Getting on TV and saying “I don’t like stripes with polka dots” is voicing an opinion. Getting on TV and saying “People who are a different size than me shouldn’t have the same access to clothes that I do” or, as she has clarified “If I don’t think that people are healthy based on how they look, they shouldn’t have the same access to clothes that I do” is an abuse of power and privilege specifically and purposefully intended to create oppression. I think that if she is that excited to use her platform to oppress women (in this case women above size twenty and below size six, but who knows what group she’ll want to oppress tomorrow), maybe people and television shows shouldn’t be so excited to pay her for her opinions.

For those Constitutional Scholars about to yell about “free speech”  free speech is not the same thing as consequence free speech.  Even if we are talking about the way it works in the US,  the first amendment says “Congress shall make no laws…abridging the freedom of speech” it does not say people aren’t allowed to speak out against your bigoted bullshit, nor does it say that television shows are obligated to give you forum to spread your bigoted views.

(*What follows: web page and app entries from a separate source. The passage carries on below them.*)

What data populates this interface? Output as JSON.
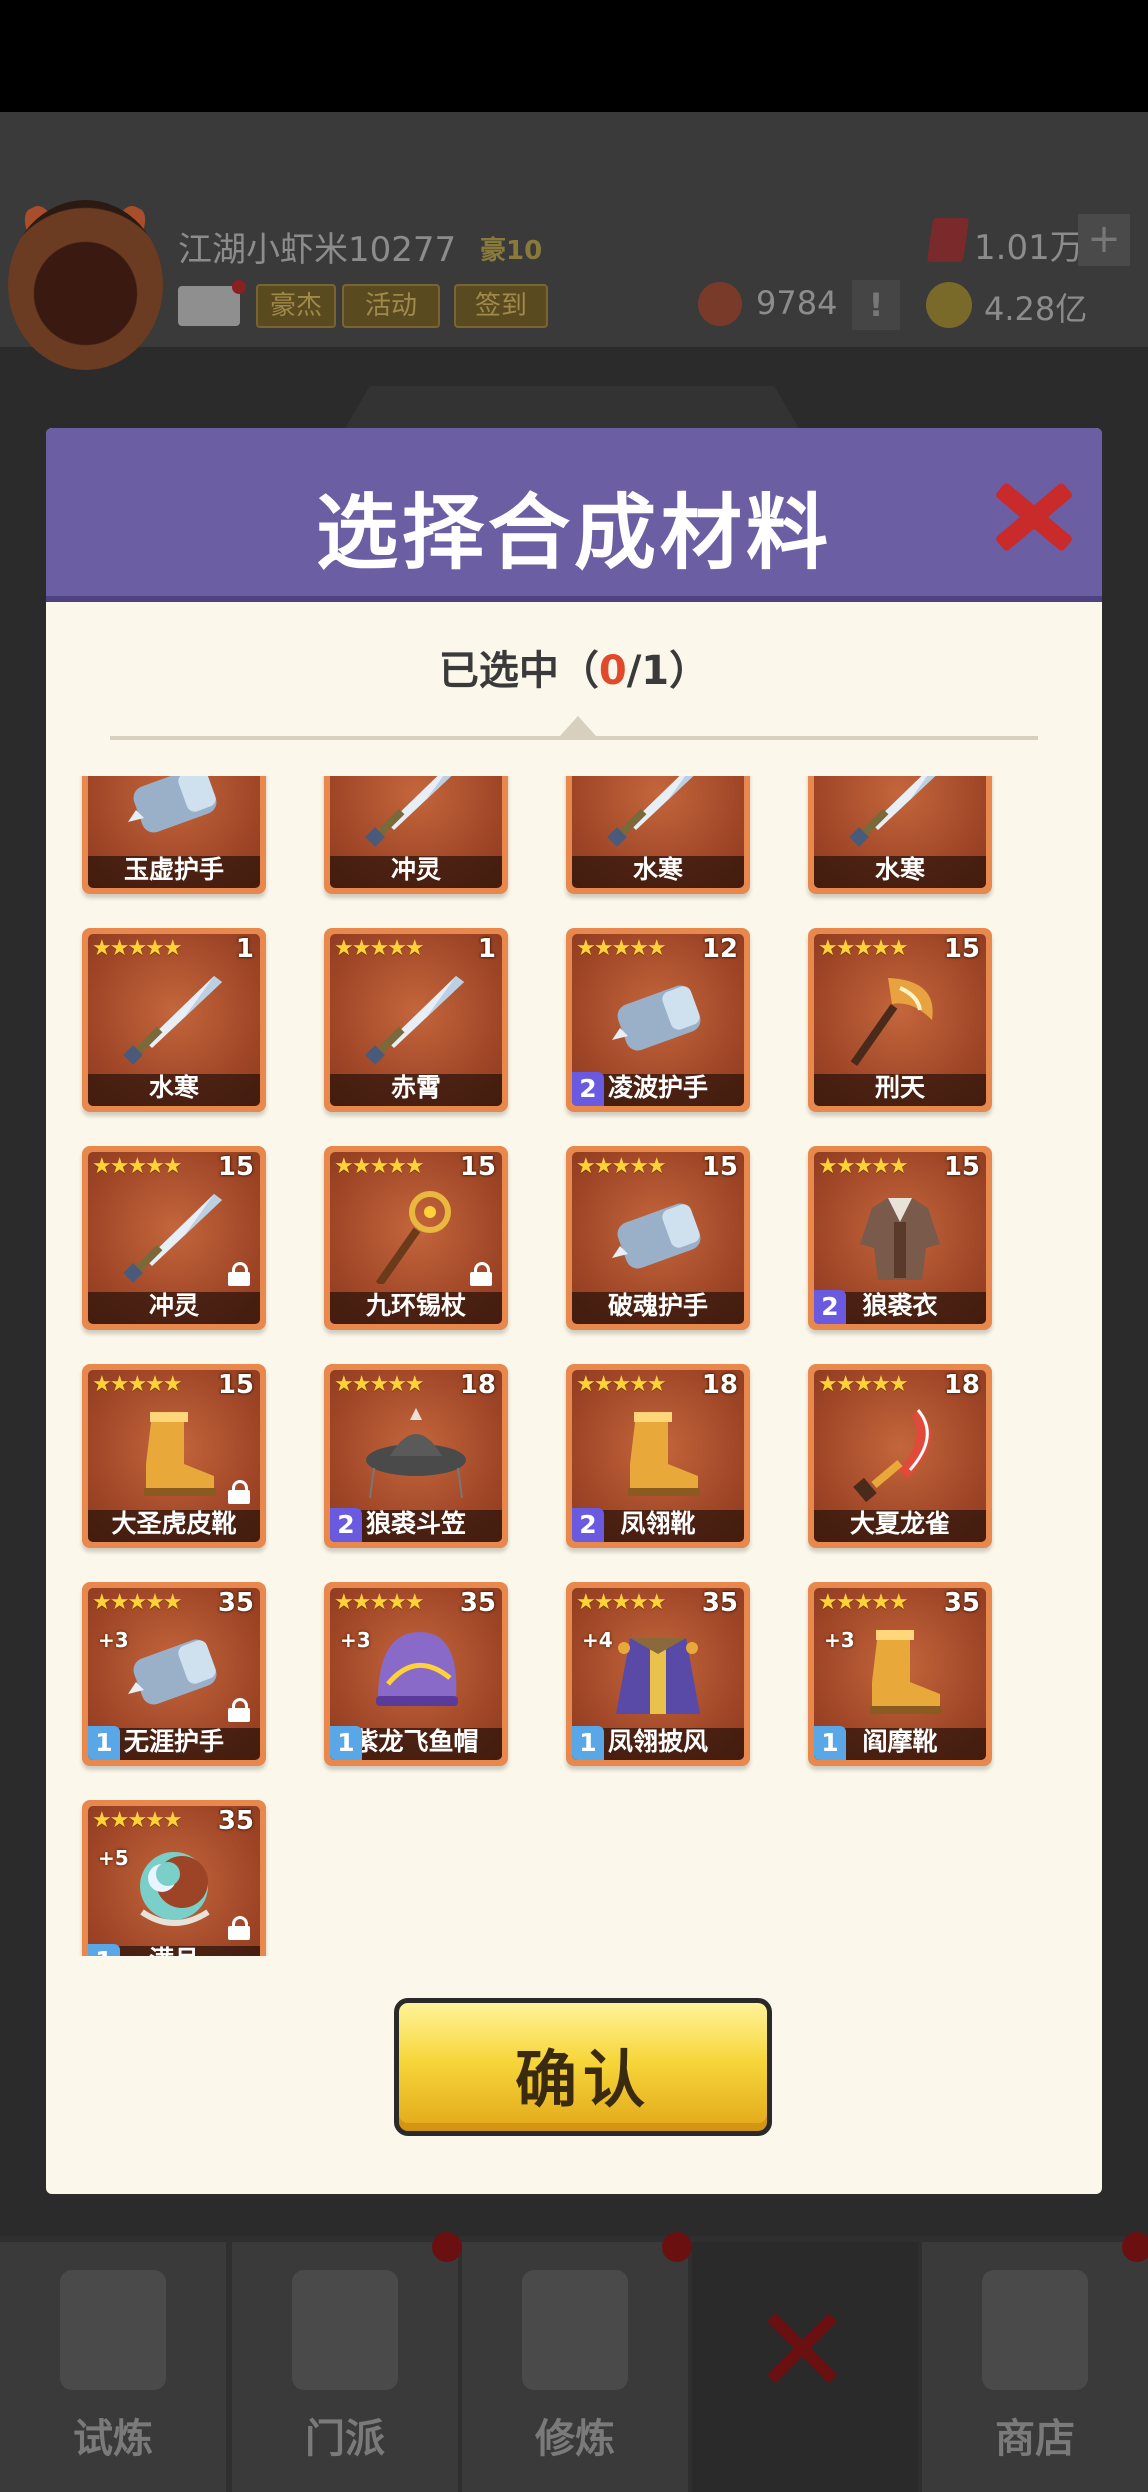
{
  "header": {
    "player_name": "江湖小虾米10277",
    "vip_label": "豪10",
    "buttons": [
      "豪杰",
      "活动",
      "签到"
    ],
    "diamond_value": "1.01万",
    "plus_label": "+",
    "token_value": "9784",
    "alert_label": "!",
    "coin_value": "4.28亿"
  },
  "modal": {
    "title": "选择合成材料",
    "selected_prefix": "已选中（",
    "selected_count": "0",
    "selected_suffix": "/1）",
    "confirm_label": "确认"
  },
  "colors": {
    "card_border": "#e9884c",
    "star": "#ffd23a",
    "count_badge_purple": "#6a5ae0",
    "count_badge_blue": "#5aa7e8",
    "header_purple": "#6b5ea2",
    "close_red": "#c92a2a",
    "confirm_yellow": "#f7d63a",
    "selected_count_red": "#e04a2a"
  },
  "items": [
    {
      "name": "玉虚护手",
      "stars": "",
      "level": "",
      "count": "",
      "plus": "",
      "locked": false,
      "icon": "gauntlet-icon",
      "partial": true
    },
    {
      "name": "冲灵",
      "stars": "",
      "level": "",
      "count": "",
      "plus": "",
      "locked": false,
      "icon": "sword-icon",
      "partial": true
    },
    {
      "name": "水寒",
      "stars": "",
      "level": "",
      "count": "",
      "plus": "",
      "locked": false,
      "icon": "sword-icon",
      "partial": true
    },
    {
      "name": "水寒",
      "stars": "",
      "level": "",
      "count": "",
      "plus": "",
      "locked": false,
      "icon": "sword-icon",
      "partial": true
    },
    {
      "name": "水寒",
      "stars": "★★★★★",
      "level": "1",
      "count": "",
      "plus": "",
      "locked": false,
      "icon": "sword-icon"
    },
    {
      "name": "赤霄",
      "stars": "★★★★★",
      "level": "1",
      "count": "",
      "plus": "",
      "locked": false,
      "icon": "sword-icon"
    },
    {
      "name": "凌波护手",
      "stars": "★★★★★",
      "level": "12",
      "count": "2",
      "count_color": "purple",
      "plus": "",
      "locked": false,
      "icon": "gauntlet-icon"
    },
    {
      "name": "刑天",
      "stars": "★★★★★",
      "level": "15",
      "count": "",
      "plus": "",
      "locked": false,
      "icon": "axe-icon"
    },
    {
      "name": "冲灵",
      "stars": "★★★★★",
      "level": "15",
      "count": "",
      "plus": "",
      "locked": true,
      "icon": "sword-icon"
    },
    {
      "name": "九环锡杖",
      "stars": "★★★★★",
      "level": "15",
      "count": "",
      "plus": "",
      "locked": true,
      "icon": "staff-icon"
    },
    {
      "name": "破魂护手",
      "stars": "★★★★★",
      "level": "15",
      "count": "",
      "plus": "",
      "locked": false,
      "icon": "gauntlet-icon"
    },
    {
      "name": "狼裘衣",
      "stars": "★★★★★",
      "level": "15",
      "count": "2",
      "count_color": "purple",
      "plus": "",
      "locked": false,
      "icon": "armor-icon"
    },
    {
      "name": "大圣虎皮靴",
      "stars": "★★★★★",
      "level": "15",
      "count": "",
      "plus": "",
      "locked": true,
      "icon": "boot-icon"
    },
    {
      "name": "狼裘斗笠",
      "stars": "★★★★★",
      "level": "18",
      "count": "2",
      "count_color": "purple",
      "plus": "",
      "locked": false,
      "icon": "hat-icon"
    },
    {
      "name": "凤翎靴",
      "stars": "★★★★★",
      "level": "18",
      "count": "2",
      "count_color": "purple",
      "plus": "",
      "locked": false,
      "icon": "boot-icon"
    },
    {
      "name": "大夏龙雀",
      "stars": "★★★★★",
      "level": "18",
      "count": "",
      "plus": "",
      "locked": false,
      "icon": "blade-icon"
    },
    {
      "name": "无涯护手",
      "stars": "★★★★★",
      "level": "35",
      "count": "1",
      "count_color": "blue",
      "plus": "+3",
      "locked": true,
      "icon": "gauntlet-icon"
    },
    {
      "name": "紫龙飞鱼帽",
      "stars": "★★★★★",
      "level": "35",
      "count": "1",
      "count_color": "blue",
      "plus": "+3",
      "locked": false,
      "icon": "helmet-icon"
    },
    {
      "name": "凤翎披风",
      "stars": "★★★★★",
      "level": "35",
      "count": "1",
      "count_color": "blue",
      "plus": "+4",
      "locked": false,
      "icon": "cloak-icon"
    },
    {
      "name": "阎摩靴",
      "stars": "★★★★★",
      "level": "35",
      "count": "1",
      "count_color": "blue",
      "plus": "+3",
      "locked": false,
      "icon": "boot-icon"
    },
    {
      "name": "满月",
      "stars": "★★★★★",
      "level": "35",
      "count": "1",
      "count_color": "blue",
      "plus": "+5",
      "locked": true,
      "icon": "moon-blade-icon"
    }
  ],
  "bottom_nav": [
    {
      "label": "试炼",
      "icon": "ninja-icon"
    },
    {
      "label": "门派",
      "icon": "temple-icon"
    },
    {
      "label": "修炼",
      "icon": "book-icon"
    },
    {
      "label": "",
      "icon": "close-icon"
    },
    {
      "label": "商店",
      "icon": "shop-icon"
    }
  ]
}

She rounded things out with this:

I genuinely love people and believe everyone has the right to feel wonderful and feel beautiful and it was never my intention to make people feel any less than what they are.

Riiiiight. Let me rephrase this: “I love people, I just think that they should have difficulty clothing themselves, feeling uncomfortable and ashamed until they reach a size that is neither too thin nor too fat for my liking because, having a dramatically over-exaggerated sense of self-importance I, Jamelia,  think that I should be the judge of what size other women are allowed to be if they want clothes.” As a woman above a size 20 (and thus on the official Jamelia “NO CLOTHES FOR YOU!” list) suffice it to say that I’m not feeling the love.

Obviously, being unable to easily access clothing is not even remotely correlated with people becoming healthier, or being between a size 6 and a size 20 (I’m not sure if her range is inclusive of sizes 6 and 20 or if they are on the NCFY list as well?  Maybe I should ask her to clarify?) Horrifyingly, the original discussion was about the health of teen girls – the group most susceptible to eating disorders, so way to go there Jamelia. Perhaps more horrifyingly, Jamelia is a parent herself. Yikes.

Do you want to do something about this?  Great, because this is some bullshit and people need to know that we won’t stand idly by while they trumpet size bigotry as if it’s public health policy. Here are some options for action:

You can tweet her @jamelia

You can post on her facebook page (where she is trying very hard to re-write history, which is going to be tough since those opinions she’s paid to voice are voiced on camera).

You can tweet the show @loosewomen

You can contact the show at viewerservices@itv.com

You can let other people know what’s going on and encourage them to take action!

Like this blog?  Here’s more cool stuff:

Like my work?  Want to help me keep doing it? Become a Member! For ten bucks a month you can support size diversity activism, help keep the blog ad free, and get deals from size positive businesses as a thank you.  Click here for details

Buy the book:  Fat:  The Owner’s Manual  The E-Book is Name Your Own Price! Click here for details

Book Me!  I’d love to speak to your organization. You can get more information on topics, previous engagements and reviews here or just e-mail me at ragen at danceswithfat dot org!

Dance Classes:  Buy the Dance Class DVDs or download individual classes – Every Body Dance Now! Click here for details 

I’m training for an IRONMAN! You can follow my journey at www.IronFat.com

A movie about my time as a dancer is in active development (casting, finding investors etc.).  Follow the progress on Facebook!

If you are uncomfortable with my offering things for sale on this site, you are invited to check out this post.

Published in: on April 22, 2015 at 11:42 am  Comments (21)